When the chunking is more or less done I begin bit by bit to fill in and flesh out areas. Here’s an example- I’m sure you can see the transition happening from chunky to smoother.

The photo at the beginning of this post is of the finished portrait which I titled “Secret Knowledge”… the blue I ultimately chose is of early morning or late evening sky: a time for walks and a time when small mammals might be more active… something of which this dog certainly has knowledge! 😉

For my art exhibit Odditerrarium I’m thinking about mental lives and encounters with the minds of other humans and other beings in this world. Here’s a few of my favorite sketchbook pages on this topic. To help me keep on task, so to speak, for my Odditerrarium series I will continue to read, write and sketch on this topic of self awareness and encounters with other minds.
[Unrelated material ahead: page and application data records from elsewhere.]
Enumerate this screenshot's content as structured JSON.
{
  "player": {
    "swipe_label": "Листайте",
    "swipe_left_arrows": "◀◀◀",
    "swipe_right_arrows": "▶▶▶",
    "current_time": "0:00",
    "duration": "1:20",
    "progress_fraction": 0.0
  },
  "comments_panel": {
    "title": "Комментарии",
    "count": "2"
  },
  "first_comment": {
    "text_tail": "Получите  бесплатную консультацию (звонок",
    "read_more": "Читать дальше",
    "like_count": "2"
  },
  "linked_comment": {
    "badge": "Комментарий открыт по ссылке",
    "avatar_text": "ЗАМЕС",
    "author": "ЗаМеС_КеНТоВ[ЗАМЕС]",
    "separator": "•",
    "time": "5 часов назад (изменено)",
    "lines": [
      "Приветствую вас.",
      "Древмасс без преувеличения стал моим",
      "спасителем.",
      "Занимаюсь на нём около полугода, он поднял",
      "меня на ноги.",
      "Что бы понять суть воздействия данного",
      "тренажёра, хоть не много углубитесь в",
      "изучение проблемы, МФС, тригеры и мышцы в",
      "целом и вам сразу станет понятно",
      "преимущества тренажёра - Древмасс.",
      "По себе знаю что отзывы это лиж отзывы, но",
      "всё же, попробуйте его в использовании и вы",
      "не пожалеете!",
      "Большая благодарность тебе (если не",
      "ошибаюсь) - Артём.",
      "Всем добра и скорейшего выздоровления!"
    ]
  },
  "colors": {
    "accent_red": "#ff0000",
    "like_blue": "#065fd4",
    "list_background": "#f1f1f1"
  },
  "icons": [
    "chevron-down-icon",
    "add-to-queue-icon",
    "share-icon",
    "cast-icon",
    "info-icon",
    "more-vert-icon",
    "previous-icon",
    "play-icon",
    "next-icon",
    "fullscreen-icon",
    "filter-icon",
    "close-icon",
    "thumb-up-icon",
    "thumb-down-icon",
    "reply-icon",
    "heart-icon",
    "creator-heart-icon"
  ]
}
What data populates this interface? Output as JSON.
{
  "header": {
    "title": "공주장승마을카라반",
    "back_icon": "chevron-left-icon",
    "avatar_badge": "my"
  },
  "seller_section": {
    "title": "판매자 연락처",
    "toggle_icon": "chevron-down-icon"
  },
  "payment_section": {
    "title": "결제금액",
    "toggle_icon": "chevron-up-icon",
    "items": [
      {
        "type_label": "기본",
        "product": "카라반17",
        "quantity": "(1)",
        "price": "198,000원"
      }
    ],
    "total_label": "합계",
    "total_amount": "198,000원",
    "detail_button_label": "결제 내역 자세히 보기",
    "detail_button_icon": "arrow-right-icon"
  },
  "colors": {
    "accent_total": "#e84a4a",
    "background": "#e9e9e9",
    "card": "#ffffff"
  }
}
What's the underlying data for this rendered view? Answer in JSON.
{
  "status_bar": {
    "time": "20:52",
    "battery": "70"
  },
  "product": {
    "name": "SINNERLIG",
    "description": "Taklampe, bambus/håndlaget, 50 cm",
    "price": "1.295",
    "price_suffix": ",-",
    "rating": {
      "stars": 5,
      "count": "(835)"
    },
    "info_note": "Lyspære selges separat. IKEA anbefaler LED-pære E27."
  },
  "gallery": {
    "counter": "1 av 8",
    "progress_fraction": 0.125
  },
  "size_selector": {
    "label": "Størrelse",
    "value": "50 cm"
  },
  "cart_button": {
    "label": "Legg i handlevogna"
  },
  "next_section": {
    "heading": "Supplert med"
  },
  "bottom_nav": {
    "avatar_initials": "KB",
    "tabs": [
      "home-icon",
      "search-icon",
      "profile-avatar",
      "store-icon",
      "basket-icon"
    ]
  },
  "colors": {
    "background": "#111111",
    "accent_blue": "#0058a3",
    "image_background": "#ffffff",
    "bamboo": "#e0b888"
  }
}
In psychology this called a developing a theory of mind …and this link explains it well and I quote “Forging a strong theory of mind plays an important role in our social worlds as we work to understand how people think, to predict their behavior, to engage in social relationships, and to solve interpersonal conflicts… Forming a theory of mind is critical in our ability to understand ourselves and others. This ability to understand mental states allows people to introspect and consider their own thoughts and mental states. Such self-awareness is important in the formation of a strong sense of self. Our social functioning also hinges on having a theory of mind. By being able to think about what other people are thinking, we can better understand others and predict what they might do next.”

Anyway, when paintings on the easel need to dry a bit I’ve been playing with my poetry sketchbook.

Inside my poetry book is a notion of a new experimental art book for Storyberries. In the photo you see my notions in my book and on the right side I’m beginning to work on my notions in a tiny concertina format book.

A cat reaching is my main notion that’s getting played with in two different ways in this photo for two different books.

I’ll keep you posted on whatever happens with these newbies.

The Aurora Gallery contacted me wanting more of my cards and books so I took those to them this week!

It did my artist heart good to see my things displayed by the Gallery so well and to know that my work is appreciated! The Aurora Gallery ships my art, cards and books anywhere and my signed green dragon book plates are available on request.

This week in kitchen creativity I made spinach enchiladas inspired by “Mrs Rasmussen’s Book Of One Armed Cookery” by Mary Lasswell. I used both arms to cook with and didn’t have a beer. I’d probably get demerits for that from Mrs Rasmussen as I can imagine her saying “What?! No beer?!” but the chili onion gravy was divinely scrumptious over spinach enchiladas and beans and rice!

I say I was “inspired by” Mrs Rasmussen’s recipe because I ruthlessly adapted this recipe as I was only cooking for two people and as you can see below Mrs R was cooking for the entire tricounty area. Plus I don’t use lard…

To make my chili onion gravy I used my good gravy recipe but instead of sausage I used a small can of roasted chilies and some chopped white onion.

In one serving size oven safe boats I made one spinach enchilada for each of us and surrounded the enchilada with beans, rice then ladled the gravy over it all and topped it with cheese. Turned out so good!! I did have gravy leftover which I used for another meal.

My evening reading loosely related to the topic of encounters with and awareness of other minds is the last book in the trilogy “His Dark Materials” by Philip Pullman and Pullman’s nonfiction book “Daemon Voices” about stories and storytelling.

Hope your week is a good one! See you next Monday?